Marketers will spend millions of dollars to advertise during Sunday’s Super Bowl. This year, a single 30-second spot is selling for about $4.5 million. Add in about another million to produce a spot a digital marketing campaign and executives can forever transform a brand in one night. The Super Bowl is the one time people look forward to seeing the ads. Any other day of the year, people work to avoid all but the most creative executions.
But getting it right is tricky. As many of us anticipate what’s in store, here’s a look back at four memorable Super Bowl ads that nailed it and surprised viewers in big ways.
When chimps took over CareerBuilder
In 2005 and 2006, CareerBuilder (CDR) used a band of chimps to transform its brand. At the time, the online job site was a relatively new company, but chimps changed that forever. The ads dramatized the frustrations of office life; the spots were attention getting, distinctive and memorable. In many respects, the chimps became a critical part of CareerBuilder’s brand. The firm tried a number of different creative approaches during the Super Bowl in the subsequent years and finally returned to the chimps in 2013.
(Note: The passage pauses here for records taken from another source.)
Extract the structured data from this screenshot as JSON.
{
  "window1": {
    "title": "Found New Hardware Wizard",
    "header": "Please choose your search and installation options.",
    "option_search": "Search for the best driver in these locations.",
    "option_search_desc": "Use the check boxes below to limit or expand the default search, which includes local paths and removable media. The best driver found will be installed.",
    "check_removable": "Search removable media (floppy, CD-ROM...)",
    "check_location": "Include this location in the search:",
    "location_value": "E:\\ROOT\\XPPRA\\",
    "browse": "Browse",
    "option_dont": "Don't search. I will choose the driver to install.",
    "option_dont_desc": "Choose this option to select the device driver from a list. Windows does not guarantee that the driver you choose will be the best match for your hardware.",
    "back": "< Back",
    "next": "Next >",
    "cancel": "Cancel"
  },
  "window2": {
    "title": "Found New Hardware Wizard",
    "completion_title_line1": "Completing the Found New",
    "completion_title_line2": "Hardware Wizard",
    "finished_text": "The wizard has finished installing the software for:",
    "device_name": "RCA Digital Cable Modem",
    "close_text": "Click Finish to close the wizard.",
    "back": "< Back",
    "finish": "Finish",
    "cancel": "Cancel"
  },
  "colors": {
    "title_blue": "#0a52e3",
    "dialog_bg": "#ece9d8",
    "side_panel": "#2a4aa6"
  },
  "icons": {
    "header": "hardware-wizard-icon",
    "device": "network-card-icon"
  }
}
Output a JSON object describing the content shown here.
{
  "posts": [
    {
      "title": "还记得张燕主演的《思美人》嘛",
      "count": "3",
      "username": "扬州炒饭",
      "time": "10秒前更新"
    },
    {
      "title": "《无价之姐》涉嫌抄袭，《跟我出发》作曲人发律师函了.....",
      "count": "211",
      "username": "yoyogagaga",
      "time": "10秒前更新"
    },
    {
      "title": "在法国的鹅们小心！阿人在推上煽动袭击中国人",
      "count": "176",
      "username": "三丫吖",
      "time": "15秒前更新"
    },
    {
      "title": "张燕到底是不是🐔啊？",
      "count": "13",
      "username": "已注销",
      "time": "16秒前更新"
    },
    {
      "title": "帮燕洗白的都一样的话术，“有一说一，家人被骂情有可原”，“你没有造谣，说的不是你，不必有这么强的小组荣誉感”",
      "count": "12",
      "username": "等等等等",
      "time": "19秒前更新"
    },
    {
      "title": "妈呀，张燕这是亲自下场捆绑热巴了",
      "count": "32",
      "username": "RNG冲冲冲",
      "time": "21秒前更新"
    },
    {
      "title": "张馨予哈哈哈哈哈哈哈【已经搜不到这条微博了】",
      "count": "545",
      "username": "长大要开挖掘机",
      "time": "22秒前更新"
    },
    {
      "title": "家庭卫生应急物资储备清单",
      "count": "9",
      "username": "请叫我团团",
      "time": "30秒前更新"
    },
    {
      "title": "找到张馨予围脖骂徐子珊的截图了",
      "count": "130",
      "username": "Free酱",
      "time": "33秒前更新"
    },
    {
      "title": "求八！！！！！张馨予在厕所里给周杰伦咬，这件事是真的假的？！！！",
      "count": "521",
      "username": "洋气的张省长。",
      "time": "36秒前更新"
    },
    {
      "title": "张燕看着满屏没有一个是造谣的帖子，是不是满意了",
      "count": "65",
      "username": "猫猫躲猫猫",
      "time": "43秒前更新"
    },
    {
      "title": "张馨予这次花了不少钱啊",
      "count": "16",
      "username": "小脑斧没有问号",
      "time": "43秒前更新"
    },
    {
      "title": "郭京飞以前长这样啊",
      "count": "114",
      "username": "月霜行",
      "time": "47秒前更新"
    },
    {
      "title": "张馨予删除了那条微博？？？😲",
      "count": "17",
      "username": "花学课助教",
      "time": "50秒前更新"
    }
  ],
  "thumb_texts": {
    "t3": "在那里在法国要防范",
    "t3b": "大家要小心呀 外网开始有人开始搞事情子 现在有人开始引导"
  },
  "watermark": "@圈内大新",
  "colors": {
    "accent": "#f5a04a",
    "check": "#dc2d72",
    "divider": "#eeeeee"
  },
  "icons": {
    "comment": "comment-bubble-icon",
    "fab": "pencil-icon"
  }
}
ETrade meets talking babies (and its warmer side)
The E Trade baby is a wonderful example of the power of the Super Bowl. In 2008, the company used a talking baby to illustrate just how easy it was to invest with E Trade (ETFC) and helped the online brokerage firm break into the crowded world of financial services.
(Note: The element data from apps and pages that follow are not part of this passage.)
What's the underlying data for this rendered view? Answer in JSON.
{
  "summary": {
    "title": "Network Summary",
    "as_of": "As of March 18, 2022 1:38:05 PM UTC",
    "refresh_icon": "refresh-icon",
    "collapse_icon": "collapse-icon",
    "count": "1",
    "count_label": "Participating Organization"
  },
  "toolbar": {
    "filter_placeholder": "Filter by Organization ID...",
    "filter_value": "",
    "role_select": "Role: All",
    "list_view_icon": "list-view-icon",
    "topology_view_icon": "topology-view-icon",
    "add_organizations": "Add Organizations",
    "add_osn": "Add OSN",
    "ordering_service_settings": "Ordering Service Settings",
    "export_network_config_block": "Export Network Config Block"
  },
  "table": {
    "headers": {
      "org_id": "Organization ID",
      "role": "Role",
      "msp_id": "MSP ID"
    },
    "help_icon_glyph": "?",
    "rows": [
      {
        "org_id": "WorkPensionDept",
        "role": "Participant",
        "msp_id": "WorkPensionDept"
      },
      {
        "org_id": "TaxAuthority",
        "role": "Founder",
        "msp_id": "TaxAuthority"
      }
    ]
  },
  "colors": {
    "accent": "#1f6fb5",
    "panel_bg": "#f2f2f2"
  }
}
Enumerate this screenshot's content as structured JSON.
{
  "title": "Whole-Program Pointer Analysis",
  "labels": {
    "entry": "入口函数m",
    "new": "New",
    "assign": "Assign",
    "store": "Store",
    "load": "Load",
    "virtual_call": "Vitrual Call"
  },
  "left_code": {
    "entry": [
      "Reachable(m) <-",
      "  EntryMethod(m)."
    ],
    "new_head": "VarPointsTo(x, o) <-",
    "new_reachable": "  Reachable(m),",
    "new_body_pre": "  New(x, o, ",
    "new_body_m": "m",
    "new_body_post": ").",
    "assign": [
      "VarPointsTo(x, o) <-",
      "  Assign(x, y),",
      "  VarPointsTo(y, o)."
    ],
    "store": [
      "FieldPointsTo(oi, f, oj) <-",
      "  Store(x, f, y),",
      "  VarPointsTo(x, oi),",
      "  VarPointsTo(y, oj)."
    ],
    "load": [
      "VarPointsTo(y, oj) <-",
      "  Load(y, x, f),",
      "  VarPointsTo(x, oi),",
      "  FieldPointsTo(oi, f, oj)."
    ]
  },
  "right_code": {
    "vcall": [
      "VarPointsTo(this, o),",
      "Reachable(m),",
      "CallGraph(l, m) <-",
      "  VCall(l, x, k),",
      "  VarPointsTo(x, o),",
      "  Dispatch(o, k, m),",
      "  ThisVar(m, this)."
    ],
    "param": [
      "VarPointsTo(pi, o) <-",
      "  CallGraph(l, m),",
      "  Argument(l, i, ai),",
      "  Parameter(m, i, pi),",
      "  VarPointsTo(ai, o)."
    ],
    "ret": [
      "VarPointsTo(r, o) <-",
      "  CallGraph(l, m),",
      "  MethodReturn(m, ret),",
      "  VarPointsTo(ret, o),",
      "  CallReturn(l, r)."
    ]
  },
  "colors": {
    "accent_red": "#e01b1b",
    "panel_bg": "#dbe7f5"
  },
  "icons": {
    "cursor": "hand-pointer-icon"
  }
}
The firm had advertised during the Super Bowl for several years, with varying degrees of success, and the shift to the talking baby broke through the Super Bowl clutter with a distinctive voice. It also conveyed a point of differentiation that consumers could understand. E Trade then stuck with the creative idea for six years, varying the specific message but retaining the talking baby.
Chrysler’s salute to Detroit
The Chrysler brand used rapper Eminem to rebuild the Chrysler brand. During the 2011 Super Bowl, the automaker ran a dark, distinctive ad focused on Detroit, featuring rapper Eminen. It was a surprise; few knew the automaker was working on it. The ad was perhaps the most memorable Super Bowl ad that year. The gritty, emotional tone contrasted with the typical game-day mix of humor and upbeat emotion, giving the Chrysler brand a heart and soul it desperately needed. This was a strategic play that paid off.
That time Dannon turned Greek
In 2012, Dannon ran a charming ad about greek yogurt, featuring actor John Stamos fighting with a rather attractive lady over yogurt. She eventually clobbers him when he tries to take it.
Behind the ad was a tough competitive battle. Dannon had fallen behind upstart Chobani, having quickly lost shares in the Greek yogurt market after ignoring the new competitor for years. With its 2012 Super Bowl ad, Dannon signaled it wasn’t going to back down. The ad marked a turning point in the Greek yogurt battle; since, Dannon has invested and built its business in Greek yogurt.
Tim Calkins is a clinical professor of marketing at the Kellogg School of Management at Northwestern University. Derek D. Rucker is the Sandy and Morton Goldman Professor of Entrepreneurial Studies in Marketing at the Kellogg School of Management at Northwestern University, where he teaches advertising strategy. To learn more about the Kellogg School Super Bowl Ad Review, visit here.